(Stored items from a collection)
□ □ □ □

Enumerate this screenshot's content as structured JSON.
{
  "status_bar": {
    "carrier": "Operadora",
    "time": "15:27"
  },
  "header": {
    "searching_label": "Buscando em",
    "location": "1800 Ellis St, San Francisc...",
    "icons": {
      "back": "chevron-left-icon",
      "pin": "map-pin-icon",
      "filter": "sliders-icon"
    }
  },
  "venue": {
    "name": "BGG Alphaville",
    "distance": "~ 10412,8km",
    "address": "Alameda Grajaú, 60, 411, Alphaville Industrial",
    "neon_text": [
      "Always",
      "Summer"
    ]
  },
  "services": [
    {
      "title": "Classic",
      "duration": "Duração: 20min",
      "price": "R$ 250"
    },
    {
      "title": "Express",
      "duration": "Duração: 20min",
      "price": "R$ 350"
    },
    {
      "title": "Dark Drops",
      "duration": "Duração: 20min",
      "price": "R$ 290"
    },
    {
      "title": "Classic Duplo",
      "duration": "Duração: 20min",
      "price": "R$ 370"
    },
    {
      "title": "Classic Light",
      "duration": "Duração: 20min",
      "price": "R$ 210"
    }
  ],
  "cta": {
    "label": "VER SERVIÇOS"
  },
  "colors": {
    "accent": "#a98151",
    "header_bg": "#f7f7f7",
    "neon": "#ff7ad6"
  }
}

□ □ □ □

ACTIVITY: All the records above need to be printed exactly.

EXERCISE RESPONSE:
Enumerate this screenshot's content as structured JSON.
{
  "status_bar": {
    "carrier": "Operadora",
    "time": "15:27"
  },
  "header": {
    "searching_label": "Buscando em",
    "location": "1800 Ellis St, San Francisc...",
    "icons": {
      "back": "chevron-left-icon",
      "pin": "map-pin-icon",
      "filter": "sliders-icon"
    }
  },
  "venue": {
    "name": "BGG Alphaville",
    "distance": "~ 10412,8km",
    "address": "Alameda Grajaú, 60, 411, Alphaville Industrial",
    "neon_text": [
      "Always",
      "Summer"
    ]
  },
  "services": [
    {
      "title": "Classic",
      "duration": "Duração: 20min",
      "price": "R$ 250"
    },
    {
      "title": "Express",
      "duration": "Duração: 20min",
      "price": "R$ 350"
    },
    {
      "title": "Dark Drops",
      "duration": "Duração: 20min",
      "price": "R$ 290"
    },
    {
      "title": "Classic Duplo",
      "duration": "Duração: 20min",
      "price": "R$ 370"
    },
    {
      "title": "Classic Light",
      "duration": "Duração: 20min",
      "price": "R$ 210"
    }
  ],
  "cta": {
    "label": "VER SERVIÇOS"
  },
  "colors": {
    "accent": "#a98151",
    "header_bg": "#f7f7f7",
    "neon": "#ff7ad6"
  }
}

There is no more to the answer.